European Commission President Ursula von der Leyen warned on Wednesday (12 February) that the European Green Deal would fail if member states declined to provide the necessary funds to workers and regions affected by the climate transition.
Addressing the European Parliament’s plenary session, von der Leyen defended an ambitious multiannual financial framework (MFF) to finance the EU’s traditional policies, including Cohesion and farming, and new priorities, such as the digital transformation or defence.
The Commission chief put special emphasis on the Green Deal, described as Europe’s new growth strategy.
She told MEPs that she would “not accept” any result that does not guarantee at least 25% of the budget devoted to the fight against global warming and to proper funding of a just transition for regions and workers.
The Commission proposed the Just Transition Fund to support regions and workers affected by the transition toward a more sustainable and less polluting economy.
As part of its Green Deal, Europe aims to become the first region in the planet that cuts its net CO2 emission to zero by 2050.
Von der Leyen warned that “if we do not set aside the funds necessary to support regions and workers who are most exposed to the economic consequences of climate change, we will simply fail to achieve a climate-neutral Europe.”
Her warnings came ahead of the European Council on 20 February, where EU leaders will try to narrow their differences over the MFF, the EU’s long-term budget, for the 2021-27 period.
Member states remain entrenched in their positions regarding the overall size of the budget and the priorities that will need to be financed.
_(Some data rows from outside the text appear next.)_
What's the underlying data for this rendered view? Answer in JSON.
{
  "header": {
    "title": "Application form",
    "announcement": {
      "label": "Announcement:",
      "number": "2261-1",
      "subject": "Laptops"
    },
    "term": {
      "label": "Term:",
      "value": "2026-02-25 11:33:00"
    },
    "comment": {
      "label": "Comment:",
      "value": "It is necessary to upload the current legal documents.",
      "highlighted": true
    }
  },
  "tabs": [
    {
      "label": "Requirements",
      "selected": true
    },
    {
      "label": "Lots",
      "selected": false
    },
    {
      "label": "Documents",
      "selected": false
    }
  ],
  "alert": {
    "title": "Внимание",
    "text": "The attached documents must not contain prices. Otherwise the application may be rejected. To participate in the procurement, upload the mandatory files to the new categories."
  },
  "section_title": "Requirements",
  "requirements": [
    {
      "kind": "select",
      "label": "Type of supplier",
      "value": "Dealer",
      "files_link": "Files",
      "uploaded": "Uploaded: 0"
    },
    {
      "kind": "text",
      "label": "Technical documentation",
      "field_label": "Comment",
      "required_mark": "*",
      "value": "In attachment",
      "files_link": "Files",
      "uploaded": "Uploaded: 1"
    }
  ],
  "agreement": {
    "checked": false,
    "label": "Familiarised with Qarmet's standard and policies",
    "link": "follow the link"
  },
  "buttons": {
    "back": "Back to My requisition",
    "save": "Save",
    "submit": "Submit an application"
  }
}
EU sources and diplomats have told EURACTIV that the discussion among the capitals is close to a ceiling of around €1,087 billion in 2018 constant prices (1.07% of Europe’s GNI), as initially proposed by Finland during its rotating presidency of the EU.
But European sources said that European Council President Charles Michel has not yet taken a decision about what proposal he would table at next week’s summit.
The divisions run so deep among the capitals that the sources consulted don’t expect an agreement next week.
An EU official said that the possibility of organising an extraordinary summit in April has already been floated by some.
A group of 17 countries, labelled as the “Friends of Cohesion”, are trying to counter the significant cuts that net contributors to the budget, including Austria, the Netherlands, Sweden and Denmark (“The Frugal Four”), want to enforce to reduce the budget to 1% of the European GNI.
Von der Leyen urged everyone to reach a deal “in the near future” and told member states that they “must be ready to find common ground” and strike the right balance between the old and new priorities.
“Citizens will not understand if decision-makers fail to make the funding available for policies needed,” she added.
A large majority of MEPs sided with the Commission boss’s call for an ambitious budget to finance the long list of European priorities.
The Parliament’s proposal for the MFF was already higher than the Commission’s draft plan. The EU executive proposed to dedicate 1.11% of Europe’s GNI while the MEPs have already requested around 1.3%.
[Edited by Zoran Radosavljevic]